Task goal – Where a line in the material below has the string "sazba", please report it.

Dataset extract –
——

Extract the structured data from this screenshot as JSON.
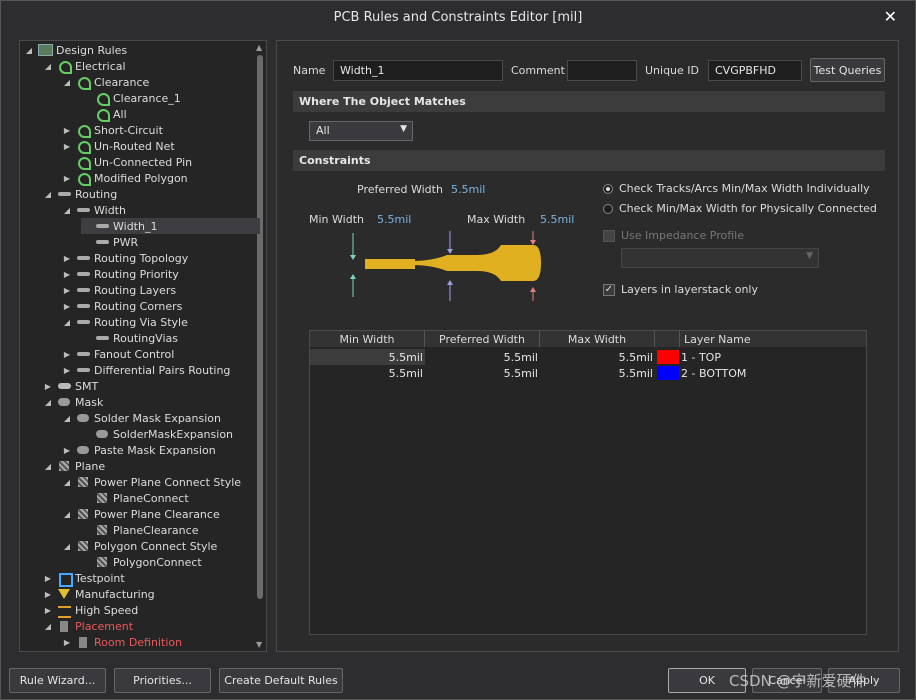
{
  "window": {
    "title": "PCB Rules and Constraints Editor [mil]"
  },
  "tree": [
    {
      "label": "Design Rules",
      "icon": "design-rules-icon",
      "level": 0,
      "arrow": "open"
    },
    {
      "label": "Electrical",
      "icon": "electrical-icon",
      "level": 1,
      "arrow": "open"
    },
    {
      "label": "Clearance",
      "icon": "electrical-icon",
      "level": 2,
      "arrow": "open"
    },
    {
      "label": "Clearance_1",
      "icon": "electrical-icon",
      "level": 3,
      "arrow": ""
    },
    {
      "label": "All",
      "icon": "electrical-icon",
      "level": 3,
      "arrow": ""
    },
    {
      "label": "Short-Circuit",
      "icon": "electrical-icon",
      "level": 2,
      "arrow": "closed"
    },
    {
      "label": "Un-Routed Net",
      "icon": "electrical-icon",
      "level": 2,
      "arrow": "closed"
    },
    {
      "label": "Un-Connected Pin",
      "icon": "electrical-icon",
      "level": 2,
      "arrow": ""
    },
    {
      "label": "Modified Polygon",
      "icon": "electrical-icon",
      "level": 2,
      "arrow": "closed"
    },
    {
      "label": "Routing",
      "icon": "routing-icon",
      "level": 1,
      "arrow": "open"
    },
    {
      "label": "Width",
      "icon": "routing-icon",
      "level": 2,
      "arrow": "open"
    },
    {
      "label": "Width_1",
      "icon": "routing-icon",
      "level": 3,
      "arrow": "",
      "selected": true
    },
    {
      "label": "PWR",
      "icon": "routing-icon",
      "level": 3,
      "arrow": ""
    },
    {
      "label": "Routing Topology",
      "icon": "routing-icon",
      "level": 2,
      "arrow": "closed"
    },
    {
      "label": "Routing Priority",
      "icon": "routing-icon",
      "level": 2,
      "arrow": "closed"
    },
    {
      "label": "Routing Layers",
      "icon": "routing-icon",
      "level": 2,
      "arrow": "closed"
    },
    {
      "label": "Routing Corners",
      "icon": "routing-icon",
      "level": 2,
      "arrow": "closed"
    },
    {
      "label": "Routing Via Style",
      "icon": "routing-icon",
      "level": 2,
      "arrow": "open"
    },
    {
      "label": "RoutingVias",
      "icon": "routing-icon",
      "level": 3,
      "arrow": ""
    },
    {
      "label": "Fanout Control",
      "icon": "routing-icon",
      "level": 2,
      "arrow": "closed"
    },
    {
      "label": "Differential Pairs Routing",
      "icon": "routing-icon",
      "level": 2,
      "arrow": "closed"
    },
    {
      "label": "SMT",
      "icon": "smt-icon",
      "level": 1,
      "arrow": "closed"
    },
    {
      "label": "Mask",
      "icon": "mask-icon",
      "level": 1,
      "arrow": "open"
    },
    {
      "label": "Solder Mask Expansion",
      "icon": "mask-icon",
      "level": 2,
      "arrow": "open"
    },
    {
      "label": "SolderMaskExpansion",
      "icon": "mask-icon",
      "level": 3,
      "arrow": ""
    },
    {
      "label": "Paste Mask Expansion",
      "icon": "mask-icon",
      "level": 2,
      "arrow": "closed"
    },
    {
      "label": "Plane",
      "icon": "plane-icon",
      "level": 1,
      "arrow": "open"
    },
    {
      "label": "Power Plane Connect Style",
      "icon": "plane-icon",
      "level": 2,
      "arrow": "open"
    },
    {
      "label": "PlaneConnect",
      "icon": "plane-icon",
      "level": 3,
      "arrow": ""
    },
    {
      "label": "Power Plane Clearance",
      "icon": "plane-icon",
      "level": 2,
      "arrow": "open"
    },
    {
      "label": "PlaneClearance",
      "icon": "plane-icon",
      "level": 3,
      "arrow": ""
    },
    {
      "label": "Polygon Connect Style",
      "icon": "plane-icon",
      "level": 2,
      "arrow": "open"
    },
    {
      "label": "PolygonConnect",
      "icon": "plane-icon",
      "level": 3,
      "arrow": ""
    },
    {
      "label": "Testpoint",
      "icon": "testpoint-icon",
      "level": 1,
      "arrow": "closed"
    },
    {
      "label": "Manufacturing",
      "icon": "manufacturing-icon",
      "level": 1,
      "arrow": "closed"
    },
    {
      "label": "High Speed",
      "icon": "high-speed-icon",
      "level": 1,
      "arrow": "closed"
    },
    {
      "label": "Placement",
      "icon": "placement-icon",
      "level": 1,
      "arrow": "open",
      "red": true
    },
    {
      "label": "Room Definition",
      "icon": "placement-icon",
      "level": 2,
      "arrow": "closed",
      "red": true
    }
  ],
  "form": {
    "name_label": "Name",
    "name_value": "Width_1",
    "comment_label": "Comment",
    "comment_value": "",
    "uid_label": "Unique ID",
    "uid_value": "CVGPBFHD",
    "test_queries": "Test Queries"
  },
  "where": {
    "header": "Where The Object Matches",
    "selected": "All"
  },
  "constraints": {
    "header": "Constraints",
    "preferred_label": "Preferred Width",
    "preferred_value": "5.5mil",
    "min_label": "Min Width",
    "min_value": "5.5mil",
    "max_label": "Max Width",
    "max_value": "5.5mil",
    "radio1": "Check Tracks/Arcs Min/Max Width Individually",
    "radio2": "Check Min/Max Width for Physically Connected",
    "impedance": "Use Impedance Profile",
    "layers_only": "Layers in layerstack only"
  },
  "table": {
    "headers": [
      "Min Width",
      "Preferred Width",
      "Max Width",
      "",
      "Layer Name"
    ],
    "rows": [
      {
        "min": "5.5mil",
        "pref": "5.5mil",
        "max": "5.5mil",
        "color": "#ff0000",
        "layer": "1 - TOP"
      },
      {
        "min": "5.5mil",
        "pref": "5.5mil",
        "max": "5.5mil",
        "color": "#0000ff",
        "layer": "2 - BOTTOM"
      }
    ]
  },
  "buttons": {
    "wizard": "Rule Wizard...",
    "priorities": "Priorities...",
    "defaults": "Create Default Rules",
    "ok": "OK",
    "cancel": "Cancel",
    "apply": "Apply"
  },
  "watermark": "CSDN @宁新爱硬件",
  "colors": {
    "accent_track": "#e0b020",
    "label_blue": "#7ab4e0"
  }
}
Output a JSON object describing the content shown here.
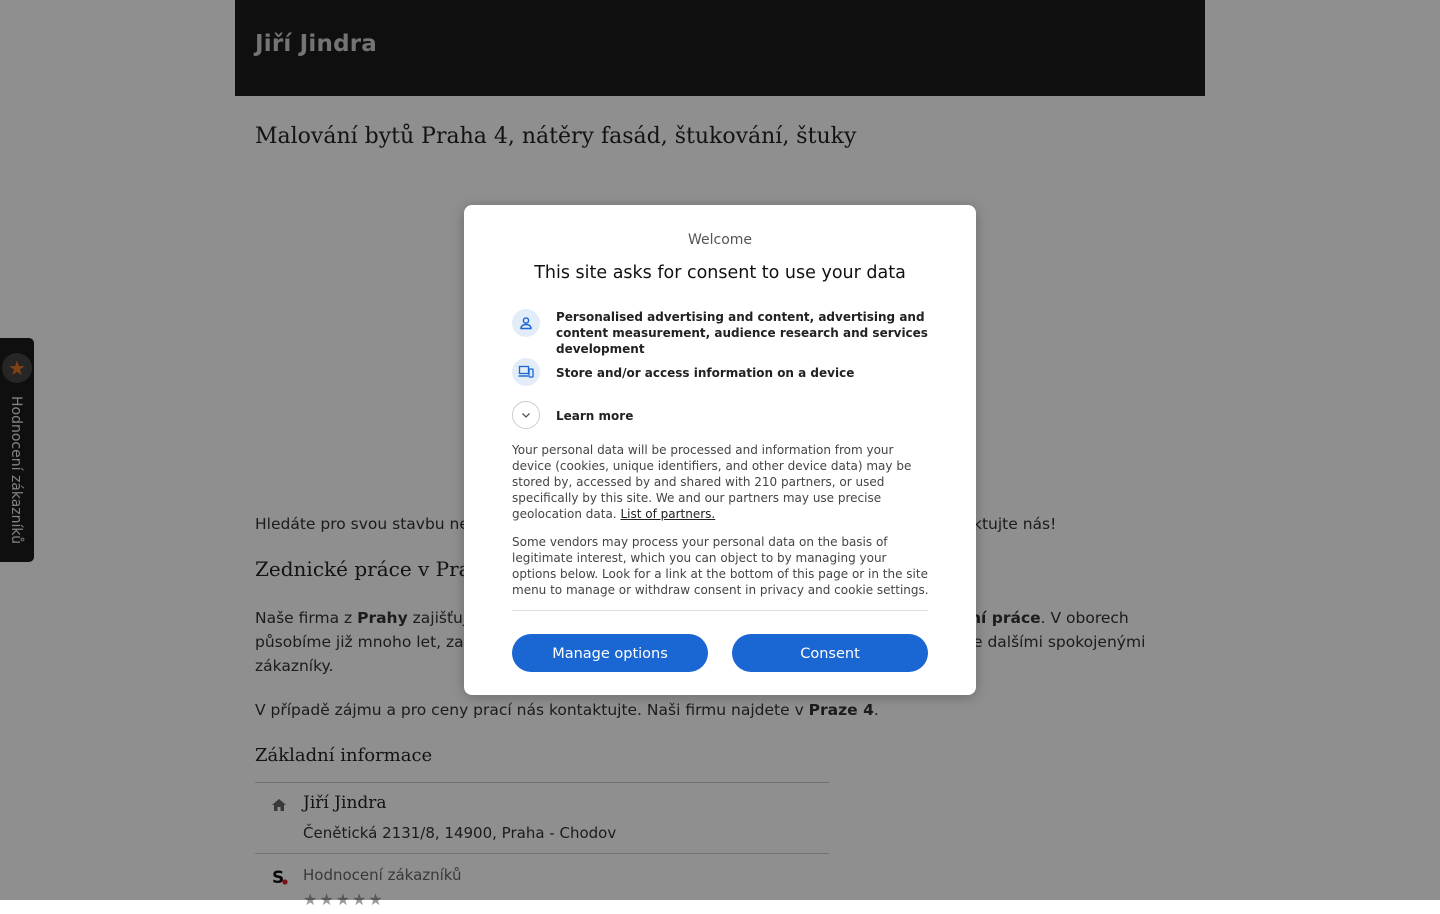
{
  "header": {
    "brand": "Jiří Jindra"
  },
  "main": {
    "title": "Malování bytů Praha 4, nátěry fasád, štukování, štuky",
    "intro_left": "Hledáte pro svou stavbu ne",
    "intro_right": "ktujte nás!",
    "section_heading": "Zednické práce v Praz",
    "firm_para": {
      "l1_a": "Naše firma z ",
      "l1_b": "Prahy",
      "l1_c": " zajišťuje",
      "l1_d": "ní práce",
      "l1_e": ". V oborech",
      "l2_a": "působíme již mnoho let, zar",
      "l2_b": "e dalšími spokojenými",
      "l3": "zákazníky."
    },
    "contact_para": {
      "a": "V případě zájmu a pro ceny prací nás kontaktujte. Naši firmu najdete v ",
      "b": "Praze 4",
      "c": "."
    },
    "basic_info": {
      "heading": "Základní informace",
      "name": "Jiří Jindra",
      "address": "Čenětická 2131/8, 14900, Praha - Chodov",
      "rating_label": "Hodnocení zákazníků",
      "stars": "★★★★★"
    }
  },
  "side_tab": {
    "label": "Hodnocení zákazníků"
  },
  "consent_dialog": {
    "welcome": "Welcome",
    "title": "This site asks for consent to use your data",
    "purposes": [
      {
        "icon": "person-icon",
        "text": "Personalised advertising and content, advertising and content measurement, audience research and services development"
      },
      {
        "icon": "devices-icon",
        "text": "Store and/or access information on a device"
      },
      {
        "icon": "chevron-down-icon",
        "text": "Learn more"
      }
    ],
    "body_1": "Your personal data will be processed and information from your device (cookies, unique identifiers, and other device data) may be stored by, accessed by and shared with 210 partners, or used specifically by this site. We and our partners may use precise geolocation data.",
    "partners_link": "List of partners.",
    "body_2": "Some vendors may process your personal data on the basis of legitimate interest, which you can object to by managing your options below. Look for a link at the bottom of this page or in the site menu to manage or withdraw consent in privacy and cookie settings.",
    "manage_label": "Manage options",
    "consent_label": "Consent"
  },
  "colors": {
    "header_bg": "#1b1b1b",
    "button_blue": "#1a66d2",
    "overlay": "rgba(0,0,0,0.44)",
    "side_star": "#e87722"
  }
}
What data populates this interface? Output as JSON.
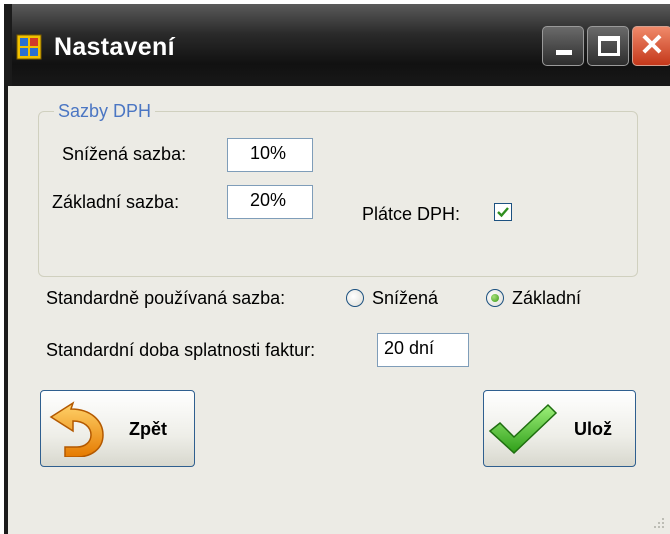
{
  "window": {
    "title": "Nastavení"
  },
  "group": {
    "title": "Sazby DPH"
  },
  "fields": {
    "reduced_label": "Snížená sazba:",
    "reduced_value": "10%",
    "basic_label": "Základní sazba:",
    "basic_value": "20%",
    "vat_payer_label": "Plátce DPH:",
    "vat_payer_checked": true
  },
  "default_rate": {
    "label": "Standardně používaná sazba:",
    "options": [
      {
        "label": "Snížená",
        "selected": false
      },
      {
        "label": "Základní",
        "selected": true
      }
    ]
  },
  "due": {
    "label": "Standardní doba splatnosti faktur:",
    "value": "20 dní"
  },
  "buttons": {
    "back": "Zpět",
    "save": "Ulož"
  },
  "colors": {
    "group_title": "#4b76c3",
    "check": "#2f8f1f",
    "back_arrow": "#f39c12",
    "save_check": "#3cb521"
  }
}
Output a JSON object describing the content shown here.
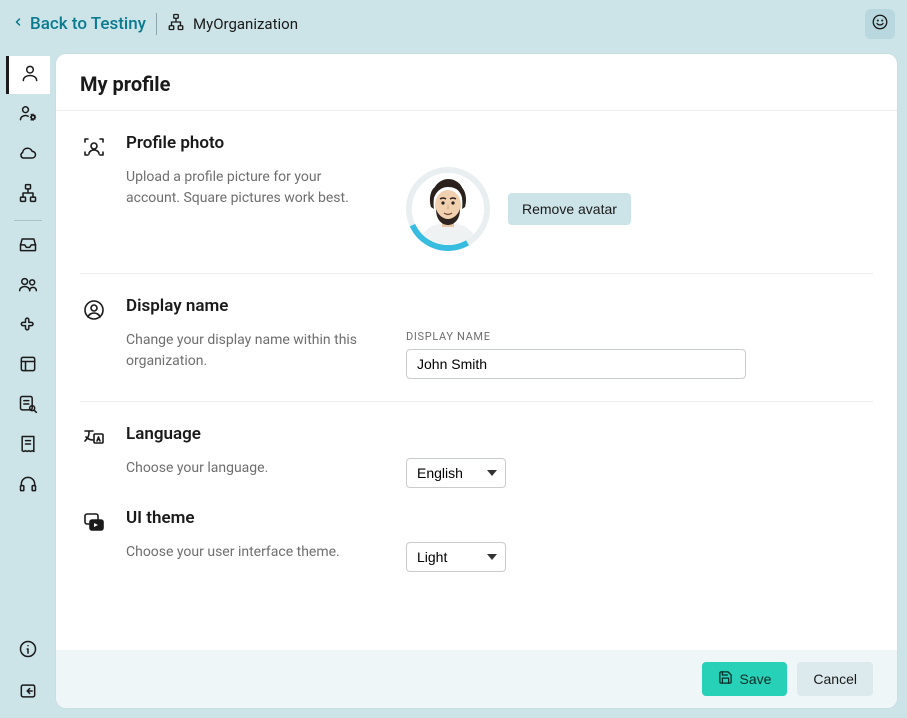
{
  "header": {
    "back_label": "Back to Testiny",
    "org_name": "MyOrganization"
  },
  "page": {
    "title": "My profile"
  },
  "profile_photo": {
    "heading": "Profile photo",
    "description": "Upload a profile picture for your account. Square pictures work best.",
    "remove_label": "Remove avatar"
  },
  "display_name": {
    "heading": "Display name",
    "description": "Change your display name within this organization.",
    "field_label": "DISPLAY NAME",
    "value": "John Smith"
  },
  "language": {
    "heading": "Language",
    "description": "Choose your language.",
    "value": "English"
  },
  "ui_theme": {
    "heading": "UI theme",
    "description": "Choose your user interface theme.",
    "value": "Light"
  },
  "footer": {
    "save_label": "Save",
    "cancel_label": "Cancel"
  }
}
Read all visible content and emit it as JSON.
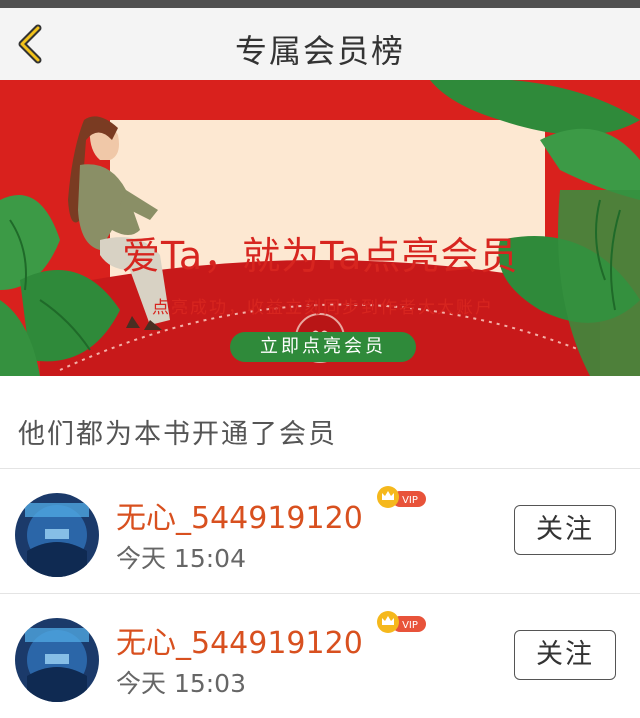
{
  "header": {
    "title": "专属会员榜"
  },
  "banner": {
    "title": "爱Ta，就为Ta点亮会员",
    "subtitle": "点亮成功，收益立刻同步到作者大大账户",
    "button_label": "立即点亮会员"
  },
  "section": {
    "title": "他们都为本书开通了会员"
  },
  "members": [
    {
      "name": "无心_544919120",
      "badge": "VIP",
      "time": "今天 15:04",
      "follow_label": "关注"
    },
    {
      "name": "无心_544919120",
      "badge": "VIP",
      "time": "今天 15:03",
      "follow_label": "关注"
    }
  ],
  "colors": {
    "accent": "#d8501f",
    "banner_bg": "#d9211d",
    "button_green": "#2f8a3a"
  }
}
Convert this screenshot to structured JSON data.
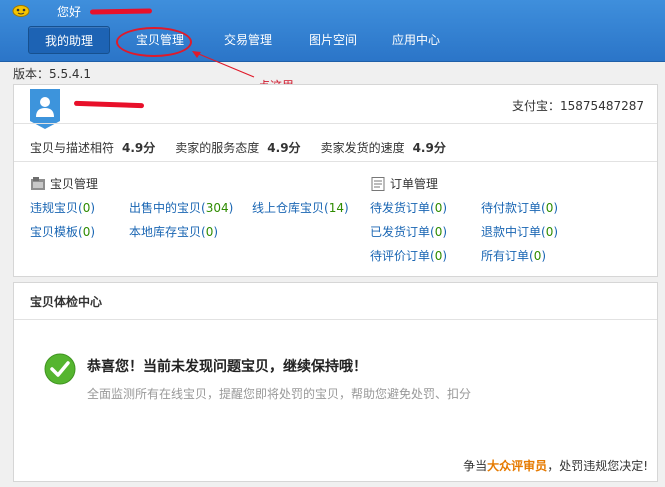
{
  "header": {
    "greeting": "您好",
    "nav": [
      {
        "label": "我的助理"
      },
      {
        "label": "宝贝管理"
      },
      {
        "label": "交易管理"
      },
      {
        "label": "图片空间"
      },
      {
        "label": "应用中心"
      }
    ]
  },
  "annotation": {
    "text": "点这里",
    "color": "#e01a2a"
  },
  "version": "版本：5.5.4.1",
  "profile": {
    "alipay": "支付宝：15875487287",
    "ratings": [
      {
        "label": "宝贝与描述相符",
        "value": "4.9分"
      },
      {
        "label": "卖家的服务态度",
        "value": "4.9分"
      },
      {
        "label": "卖家发货的速度",
        "value": "4.9分"
      }
    ]
  },
  "item_mgmt": {
    "title": "宝贝管理",
    "links": [
      {
        "label": "违规宝贝",
        "count": "0"
      },
      {
        "label": "出售中的宝贝",
        "count": "304"
      },
      {
        "label": "线上仓库宝贝",
        "count": "14"
      },
      {
        "label": "宝贝模板",
        "count": "0"
      },
      {
        "label": "本地库存宝贝",
        "count": "0"
      }
    ]
  },
  "order_mgmt": {
    "title": "订单管理",
    "links": [
      {
        "label": "待发货订单",
        "count": "0"
      },
      {
        "label": "待付款订单",
        "count": "0"
      },
      {
        "label": "已发货订单",
        "count": "0"
      },
      {
        "label": "退款中订单",
        "count": "0"
      },
      {
        "label": "待评价订单",
        "count": "0"
      },
      {
        "label": "所有订单",
        "count": "0"
      }
    ]
  },
  "health": {
    "title": "宝贝体检中心",
    "congrats": "恭喜您！当前未发现问题宝贝，继续保持哦！",
    "sub": "全面监测所有在线宝贝，提醒您即将处罚的宝贝，帮助您避免处罚、扣分",
    "footer_pre": "争当",
    "footer_link": "大众评审员",
    "footer_post": "，处罚违规您决定!"
  },
  "colors": {
    "topbar": "#2b75c8",
    "nav_active": "#1d63b4",
    "link": "#1a66b3",
    "count": "#2e8b00",
    "highlight": "#e67a00",
    "check": "#55b52f"
  }
}
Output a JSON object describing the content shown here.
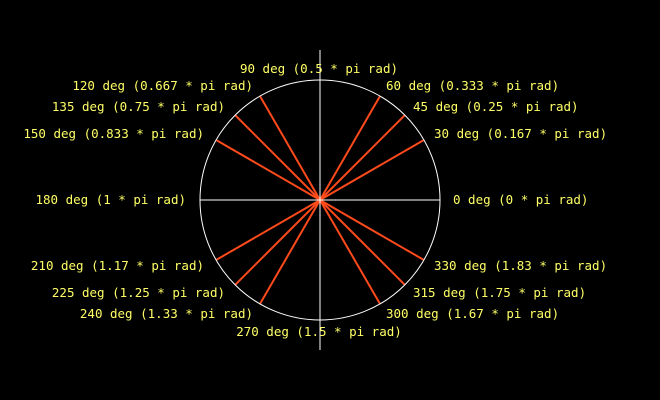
{
  "colors": {
    "background": "#000000",
    "axis": "#ffffff",
    "circle": "#ffffff",
    "ray": "#ff4a1c",
    "label": "#ffff66"
  },
  "angles": [
    {
      "deg": 0,
      "label": "0 deg (0 * pi rad)"
    },
    {
      "deg": 30,
      "label": "30 deg (0.167 * pi rad)"
    },
    {
      "deg": 45,
      "label": "45 deg (0.25 * pi rad)"
    },
    {
      "deg": 60,
      "label": "60 deg (0.333 * pi rad)"
    },
    {
      "deg": 90,
      "label": "90 deg (0.5 * pi rad)"
    },
    {
      "deg": 120,
      "label": "120 deg (0.667 * pi rad)"
    },
    {
      "deg": 135,
      "label": "135 deg (0.75 * pi rad)"
    },
    {
      "deg": 150,
      "label": "150 deg (0.833 * pi rad)"
    },
    {
      "deg": 180,
      "label": "180 deg (1 * pi rad)"
    },
    {
      "deg": 210,
      "label": "210 deg (1.17 * pi rad)"
    },
    {
      "deg": 225,
      "label": "225 deg (1.25 * pi rad)"
    },
    {
      "deg": 240,
      "label": "240 deg (1.33 * pi rad)"
    },
    {
      "deg": 270,
      "label": "270 deg (1.5 * pi rad)"
    },
    {
      "deg": 300,
      "label": "300 deg (1.67 * pi rad)"
    },
    {
      "deg": 315,
      "label": "315 deg (1.75 * pi rad)"
    },
    {
      "deg": 330,
      "label": "330 deg (1.83 * pi rad)"
    }
  ]
}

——

Answer below –
    "reduced_label": "Snížená sazba:",
    "basic_label": "Základní sazba:",
    "label": "Standardně používaná sazba:",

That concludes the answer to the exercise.